Your answer is to be the count alone: the number of lines in the data below where "color" appears.

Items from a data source
------------------------

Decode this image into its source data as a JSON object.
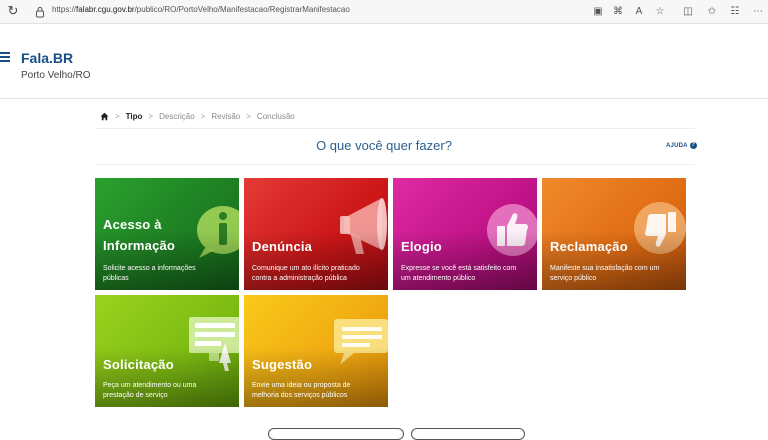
{
  "browser": {
    "url_prefix": "https://",
    "url_host": "falabr.cgu.gov.br",
    "url_path": "/publico/RO/PortoVelho/Manifestacao/RegistrarManifestacao",
    "icons": [
      "reload-icon",
      "lock-icon",
      "screen-cast-icon",
      "extensions-grid-icon",
      "read-aloud-icon",
      "favorite-star-icon",
      "split-screen-icon",
      "favorites-icon",
      "collections-icon",
      "more-icon"
    ]
  },
  "header": {
    "brand": "Fala.BR",
    "location": "Porto Velho/RO"
  },
  "breadcrumb": {
    "steps": [
      "Tipo",
      "Descrição",
      "Revisão",
      "Conclusão"
    ]
  },
  "page": {
    "title": "O que você quer fazer?",
    "help": "AJUDA"
  },
  "tiles": [
    {
      "title_line1": "Acesso à",
      "title_line2": "Informação",
      "desc_line1": "Solicite acesso a informações",
      "desc_line2": "públicas",
      "color": "#1d7d22",
      "icon": "info-icon"
    },
    {
      "title_line1": "Denúncia",
      "desc_line1": "Comunique um ato ilícito praticado",
      "desc_line2": "contra a administração pública",
      "color": "#cc1618",
      "icon": "megaphone-icon"
    },
    {
      "title_line1": "Elogio",
      "desc_line1": "Expresse se você está satisfeito com",
      "desc_line2": "um atendimento público",
      "color": "#bf1286",
      "icon": "thumbs-up-icon"
    },
    {
      "title_line1": "Reclamação",
      "desc_line1": "Manifeste sua insatisfação com um",
      "desc_line2": "serviço público",
      "color": "#e06c14",
      "icon": "thumbs-down-icon"
    },
    {
      "title_line1": "Solicitação",
      "desc_line1": "Peça um atendimento ou uma",
      "desc_line2": "prestação de serviço",
      "color": "#7dbb12",
      "icon": "form-screen-icon"
    },
    {
      "title_line1": "Sugestão",
      "desc_line1": "Envie uma ideia ou proposta de",
      "desc_line2": "melhoria dos serviços públicos",
      "color": "#f0a911",
      "icon": "speech-bubble-icon"
    }
  ]
}
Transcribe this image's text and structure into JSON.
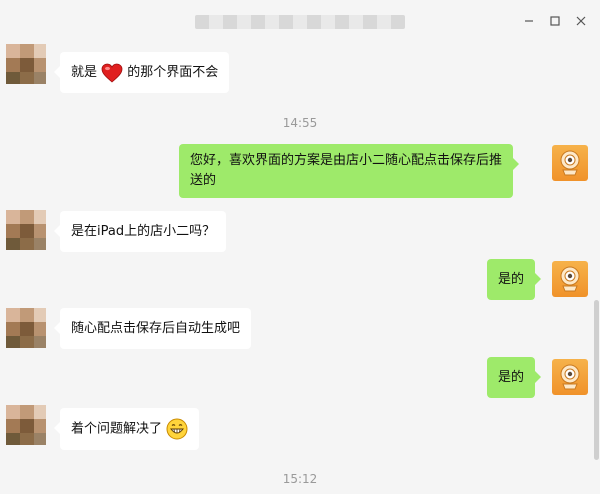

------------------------

**WRITTEN ANSWER**
6